Chopped Herring has released more than 100 records, yet several stick out as particular archival triumphs. In 2013, the label released a collection of early demos by rapper Keith Murray, a two-part batch of unreleased Masta Ace songs recorded in 1990 and 1992, and a shelved Masta Ace sophomore album, released under the Herring banner as Shelf Life Volume 1 and 2. A few years earlier, Lipitch worked with producer Prince Paul to share previously unreleased music recorded in 1995 by a group of Long Island MCs named Horror City Productions.

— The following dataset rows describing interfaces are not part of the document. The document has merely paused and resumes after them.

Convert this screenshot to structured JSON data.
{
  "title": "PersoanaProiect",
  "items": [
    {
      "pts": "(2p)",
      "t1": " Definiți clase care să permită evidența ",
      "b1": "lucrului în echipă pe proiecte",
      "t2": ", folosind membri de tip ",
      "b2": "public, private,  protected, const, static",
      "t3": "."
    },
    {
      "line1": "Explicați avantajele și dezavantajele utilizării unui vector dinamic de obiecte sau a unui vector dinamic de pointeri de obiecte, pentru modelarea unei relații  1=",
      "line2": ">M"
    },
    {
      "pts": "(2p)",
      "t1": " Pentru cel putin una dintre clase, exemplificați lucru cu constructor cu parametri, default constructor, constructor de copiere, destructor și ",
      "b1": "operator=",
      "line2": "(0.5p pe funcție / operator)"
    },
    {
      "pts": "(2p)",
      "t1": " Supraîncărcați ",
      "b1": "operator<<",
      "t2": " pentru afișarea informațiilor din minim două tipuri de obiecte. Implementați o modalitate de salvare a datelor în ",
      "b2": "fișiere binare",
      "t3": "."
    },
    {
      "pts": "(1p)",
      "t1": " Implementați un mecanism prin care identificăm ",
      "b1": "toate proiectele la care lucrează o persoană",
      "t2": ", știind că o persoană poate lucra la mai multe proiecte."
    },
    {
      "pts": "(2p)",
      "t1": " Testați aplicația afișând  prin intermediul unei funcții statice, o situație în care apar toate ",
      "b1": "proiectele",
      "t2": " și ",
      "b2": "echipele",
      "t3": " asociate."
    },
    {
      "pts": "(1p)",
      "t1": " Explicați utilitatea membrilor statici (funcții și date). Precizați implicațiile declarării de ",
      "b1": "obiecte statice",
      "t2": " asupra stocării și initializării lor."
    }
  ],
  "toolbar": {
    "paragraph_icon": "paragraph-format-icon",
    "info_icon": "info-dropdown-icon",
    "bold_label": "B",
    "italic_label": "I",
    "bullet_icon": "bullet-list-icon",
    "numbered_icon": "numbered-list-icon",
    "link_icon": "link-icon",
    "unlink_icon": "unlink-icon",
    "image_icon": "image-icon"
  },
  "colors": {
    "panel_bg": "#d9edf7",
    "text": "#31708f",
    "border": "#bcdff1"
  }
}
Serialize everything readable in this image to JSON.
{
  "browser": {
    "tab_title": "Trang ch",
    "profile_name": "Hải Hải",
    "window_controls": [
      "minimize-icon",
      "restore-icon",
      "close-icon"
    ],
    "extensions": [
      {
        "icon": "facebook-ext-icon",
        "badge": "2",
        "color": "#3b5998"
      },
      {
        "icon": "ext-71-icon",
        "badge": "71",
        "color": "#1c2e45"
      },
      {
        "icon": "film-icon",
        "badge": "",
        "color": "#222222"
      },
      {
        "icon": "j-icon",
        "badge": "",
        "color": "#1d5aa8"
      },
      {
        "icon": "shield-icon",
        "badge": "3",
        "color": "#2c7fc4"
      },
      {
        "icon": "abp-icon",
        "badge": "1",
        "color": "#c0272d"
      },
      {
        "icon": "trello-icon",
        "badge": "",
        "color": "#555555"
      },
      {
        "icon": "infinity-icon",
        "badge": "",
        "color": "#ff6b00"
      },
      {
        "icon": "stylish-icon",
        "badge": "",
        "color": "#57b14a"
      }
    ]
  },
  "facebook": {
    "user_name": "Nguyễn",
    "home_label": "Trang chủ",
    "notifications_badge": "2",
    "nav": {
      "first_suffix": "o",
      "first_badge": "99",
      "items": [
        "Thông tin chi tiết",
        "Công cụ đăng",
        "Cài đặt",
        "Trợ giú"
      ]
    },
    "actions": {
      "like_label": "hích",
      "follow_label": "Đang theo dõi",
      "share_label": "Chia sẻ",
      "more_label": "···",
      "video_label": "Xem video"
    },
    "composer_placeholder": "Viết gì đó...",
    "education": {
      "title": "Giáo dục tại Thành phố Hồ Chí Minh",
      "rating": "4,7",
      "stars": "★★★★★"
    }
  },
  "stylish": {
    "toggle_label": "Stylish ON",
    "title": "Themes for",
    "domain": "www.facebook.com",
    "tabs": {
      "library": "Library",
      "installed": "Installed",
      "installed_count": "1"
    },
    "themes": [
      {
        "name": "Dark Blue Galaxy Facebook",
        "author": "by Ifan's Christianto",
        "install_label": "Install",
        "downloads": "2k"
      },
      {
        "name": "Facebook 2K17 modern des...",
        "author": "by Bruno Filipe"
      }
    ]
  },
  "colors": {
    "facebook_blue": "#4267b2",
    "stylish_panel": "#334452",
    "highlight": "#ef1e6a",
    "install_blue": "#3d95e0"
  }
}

Lipitch has also been early on some contemporary underground artists, too. Years before the rapper’s TV deal and major label signing, Chopped Herring pressed up two of Action Bronson’s early albums in extravagant bundle fashion, the first a full-color gatefold LP that remains a high-mark for the label. “I remember the Dr. Lecter record, another proud moment,” Lipitch says. “Boxes everywhere, all over the sofas. They were everywhere. I was like, ‘Wow, shit. This is starting to take over.’” Other contemporary releases include rappers Your Old Droog and Meyhem Lauren (for his label, Lipitch prefers younger lyricists with a gritty East Coast street sound).
Still, despite the label’s many victories, Lipitch says Chopped Herring is still relatively small. The label leader is still a crate digger at heart, so he’s always on the hunt for hidden gems. “What we considered to be the story of hip-hop is just the surface of the iceberg,” Lipitch concludes. “I’ve always had this kind of view of the industry, that it’s controlled by a minority of people who decide what is gonna be successful and what’s not. These obscure artists that no one’s heard of are actually more authentic, more pure in many ways.”